[Dubai, UAE, October 20, 2021] At the UBBF 2021 Intelligent Cloud-Network Session, Francois Olivier, Head of Engineering of Rain in South Africa, delivered a speech titled "Building a Converged Transport Network for 5G." In the speech, he outlined how slicing is very important for increasingly complex networks, because it improves network usage efficiency and provides better user experience.
Francois Olivier, Head of Engineering of Rain in South Africa, delivered the speech
Francois first introduced Rain's network evolution. He said that: "Rain is a 4G and 5G operator. We entered the carrier field relatively late, only starting to build 4G networks in 2017. However, we started building 5G networks in 2018, and are a pioneer in 5G networks. We launched a commercial 5G network in 2019 and fully migrated to a converged 5G stand-alone core and architecture in 2020."
With Rain's experience in network construction and the rapid growth of services driven by digitalization, Francois believes that the key principle of network construction is KISS, short for Keep It Simple Stupid. He mentioned that a network must have the following three core capabilities:
First, large capacity. This is the most important thing. Rain is currently building a 100G-to-core transport network for long-term evolution, which Francois stated "will bring long-term value." He went on to emphasize that "We all see the curves of growth, and in Africa, it's the same as around the world. We know that only by building an ultra-broadband infrastructure transport network, can we deliver slicing for the massive highways of information."
Second, simplified architecture.

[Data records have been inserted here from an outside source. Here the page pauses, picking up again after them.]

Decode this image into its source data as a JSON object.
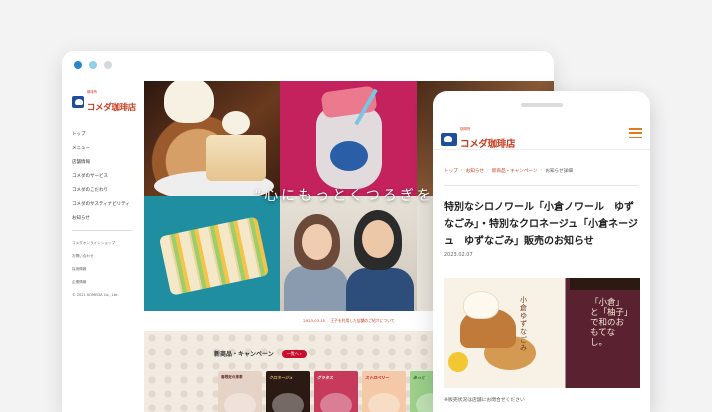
{
  "desktop": {
    "logo_text": "コメダ珈琲店",
    "logo_sub": "珈琲所",
    "nav": [
      "トップ",
      "メニュー",
      "店舗情報",
      "コメダのサービス",
      "コメダのこだわり",
      "コメダのサスティナビリティ",
      "お知らせ"
    ],
    "subnav": [
      "コメダオンラインショップ",
      "お問い合わせ",
      "採用情報",
      "企業情報",
      "© 2021 KOMEDA Co., Ltd."
    ],
    "tagline": "“心にもっとくつろぎを",
    "notice_date": "2023.03.15",
    "notice_text": "王子を利用した店舗のご紹介について",
    "news_title": "新商品・キャンペーン",
    "news_more": "一覧へ ›",
    "cards": [
      "春限定の抹茶",
      "クロネージュ",
      "グラタス",
      "ストロベリー",
      "あっと"
    ]
  },
  "mobile": {
    "logo_text": "コメダ珈琲店",
    "logo_sub": "珈琲所",
    "breadcrumbs": [
      "トップ",
      "お知らせ",
      "新商品・キャンペーン",
      "お知らせ詳細"
    ],
    "title": "特別なシロノワール「小倉ノワール　ゆずなごみ」・特別なクロネージュ「小倉ネージュ　ゆずなごみ」販売のお知らせ",
    "date": "2023.02.07",
    "banner_vtext": "小倉ゆずなごみ",
    "banner_noren": "「小倉」と「柚子」で和のおもてなし。",
    "note": "※販売状況は店舗にお問合せください"
  },
  "colors": {
    "accent": "#c83a1c",
    "brand_blue": "#1f4e9a",
    "menu_orange": "#e07a1e"
  }
}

This can be translated as "a one-hop-to-core goal." It means Rain tries to avoid multiple conversions between optical and electrical in network design.
Last, long-term evolution. "We keep our eyes on the new capabilities, opportunities and user requirements. FlexE and SRv6 form the basic building blocks allowing us to monetize our high capacity network in new applications," he said when explaining how networks can be evolvable.
According to Francois, although the introduction of slicing seemingly brings complexity to the network, slicing helps build and deliver committed-SLA networks and productize high-capacity networks. "There's still a lot of work to be done to really turn the network into an API. FlexE and SRv6 are key building blocks for future networks." He also mentioned that Huawei's NCE performs well in the initial testing for adding complex service-based rules. "Looking forward, together with Huawei, we will seize new opportunities in the blue sky and blue ocean."